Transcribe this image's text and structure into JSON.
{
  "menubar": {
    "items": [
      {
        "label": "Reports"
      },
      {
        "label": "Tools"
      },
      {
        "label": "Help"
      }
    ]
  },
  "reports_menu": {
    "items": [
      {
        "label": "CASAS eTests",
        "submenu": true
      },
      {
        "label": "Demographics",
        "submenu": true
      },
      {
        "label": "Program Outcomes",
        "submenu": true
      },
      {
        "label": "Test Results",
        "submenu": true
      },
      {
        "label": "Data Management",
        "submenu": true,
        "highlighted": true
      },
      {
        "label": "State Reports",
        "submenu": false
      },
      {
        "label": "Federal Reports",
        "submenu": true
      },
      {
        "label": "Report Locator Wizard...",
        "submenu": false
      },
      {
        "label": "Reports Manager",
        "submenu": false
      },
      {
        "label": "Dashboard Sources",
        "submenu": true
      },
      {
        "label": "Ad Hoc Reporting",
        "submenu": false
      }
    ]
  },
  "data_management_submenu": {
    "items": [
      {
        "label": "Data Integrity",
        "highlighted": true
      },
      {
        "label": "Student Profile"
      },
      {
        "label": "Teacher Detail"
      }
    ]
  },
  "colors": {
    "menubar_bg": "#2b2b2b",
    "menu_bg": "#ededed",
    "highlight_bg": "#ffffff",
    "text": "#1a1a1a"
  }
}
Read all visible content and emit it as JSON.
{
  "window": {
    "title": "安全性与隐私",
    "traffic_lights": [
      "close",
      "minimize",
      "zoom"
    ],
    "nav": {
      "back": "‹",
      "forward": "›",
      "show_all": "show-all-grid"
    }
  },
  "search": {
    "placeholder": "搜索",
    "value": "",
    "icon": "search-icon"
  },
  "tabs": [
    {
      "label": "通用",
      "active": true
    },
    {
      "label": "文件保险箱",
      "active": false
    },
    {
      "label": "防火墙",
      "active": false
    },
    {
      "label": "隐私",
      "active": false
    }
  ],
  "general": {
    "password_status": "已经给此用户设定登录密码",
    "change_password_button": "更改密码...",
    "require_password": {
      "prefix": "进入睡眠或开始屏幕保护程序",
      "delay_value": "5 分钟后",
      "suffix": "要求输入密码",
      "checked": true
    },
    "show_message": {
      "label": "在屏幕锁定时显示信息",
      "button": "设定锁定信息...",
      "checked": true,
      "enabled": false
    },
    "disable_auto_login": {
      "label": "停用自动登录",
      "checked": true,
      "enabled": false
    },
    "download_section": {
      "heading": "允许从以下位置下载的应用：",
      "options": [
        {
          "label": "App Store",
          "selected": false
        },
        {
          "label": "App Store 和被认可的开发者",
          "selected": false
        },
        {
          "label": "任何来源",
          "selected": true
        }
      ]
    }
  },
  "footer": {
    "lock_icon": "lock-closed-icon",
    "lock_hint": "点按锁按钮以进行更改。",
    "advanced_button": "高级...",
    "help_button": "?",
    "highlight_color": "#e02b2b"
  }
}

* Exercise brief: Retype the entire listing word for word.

* Response below:
Transcribe this image's text and structure into JSON.
{
  "menubar": {
    "items": [
      {
        "label": "Reports"
      },
      {
        "label": "Tools"
      },
      {
        "label": "Help"
      }
    ]
  },
  "reports_menu": {
    "items": [
      {
        "label": "CASAS eTests",
        "submenu": true
      },
      {
        "label": "Demographics",
        "submenu": true
      },
      {
        "label": "Program Outcomes",
        "submenu": true
      },
      {
        "label": "Test Results",
        "submenu": true
      },
      {
        "label": "Data Management",
        "submenu": true,
        "highlighted": true
      },
      {
        "label": "State Reports",
        "submenu": false
      },
      {
        "label": "Federal Reports",
        "submenu": true
      },
      {
        "label": "Report Locator Wizard...",
        "submenu": false
      },
      {
        "label": "Reports Manager",
        "submenu": false
      },
      {
        "label": "Dashboard Sources",
        "submenu": true
      },
      {
        "label": "Ad Hoc Reporting",
        "submenu": false
      }
    ]
  },
  "data_management_submenu": {
    "items": [
      {
        "label": "Data Integrity",
        "highlighted": true
      },
      {
        "label": "Student Profile"
      },
      {
        "label": "Teacher Detail"
      }
    ]
  },
  "colors": {
    "menubar_bg": "#2b2b2b",
    "menu_bg": "#ededed",
    "highlight_bg": "#ffffff",
    "text": "#1a1a1a"
  }
}
Read all visible content and emit it as JSON.
{
  "window": {
    "title": "安全性与隐私",
    "traffic_lights": [
      "close",
      "minimize",
      "zoom"
    ],
    "nav": {
      "back": "‹",
      "forward": "›",
      "show_all": "show-all-grid"
    }
  },
  "search": {
    "placeholder": "搜索",
    "value": "",
    "icon": "search-icon"
  },
  "tabs": [
    {
      "label": "通用",
      "active": true
    },
    {
      "label": "文件保险箱",
      "active": false
    },
    {
      "label": "防火墙",
      "active": false
    },
    {
      "label": "隐私",
      "active": false
    }
  ],
  "general": {
    "password_status": "已经给此用户设定登录密码",
    "change_password_button": "更改密码...",
    "require_password": {
      "prefix": "进入睡眠或开始屏幕保护程序",
      "delay_value": "5 分钟后",
      "suffix": "要求输入密码",
      "checked": true
    },
    "show_message": {
      "label": "在屏幕锁定时显示信息",
      "button": "设定锁定信息...",
      "checked": true,
      "enabled": false
    },
    "disable_auto_login": {
      "label": "停用自动登录",
      "checked": true,
      "enabled": false
    },
    "download_section": {
      "heading": "允许从以下位置下载的应用：",
      "options": [
        {
          "label": "App Store",
          "selected": false
        },
        {
          "label": "App Store 和被认可的开发者",
          "selected": false
        },
        {
          "label": "任何来源",
          "selected": true
        }
      ]
    }
  },
  "footer": {
    "lock_icon": "lock-closed-icon",
    "lock_hint": "点按锁按钮以进行更改。",
    "advanced_button": "高级...",
    "help_button": "?",
    "highlight_color": "#e02b2b"
  }
}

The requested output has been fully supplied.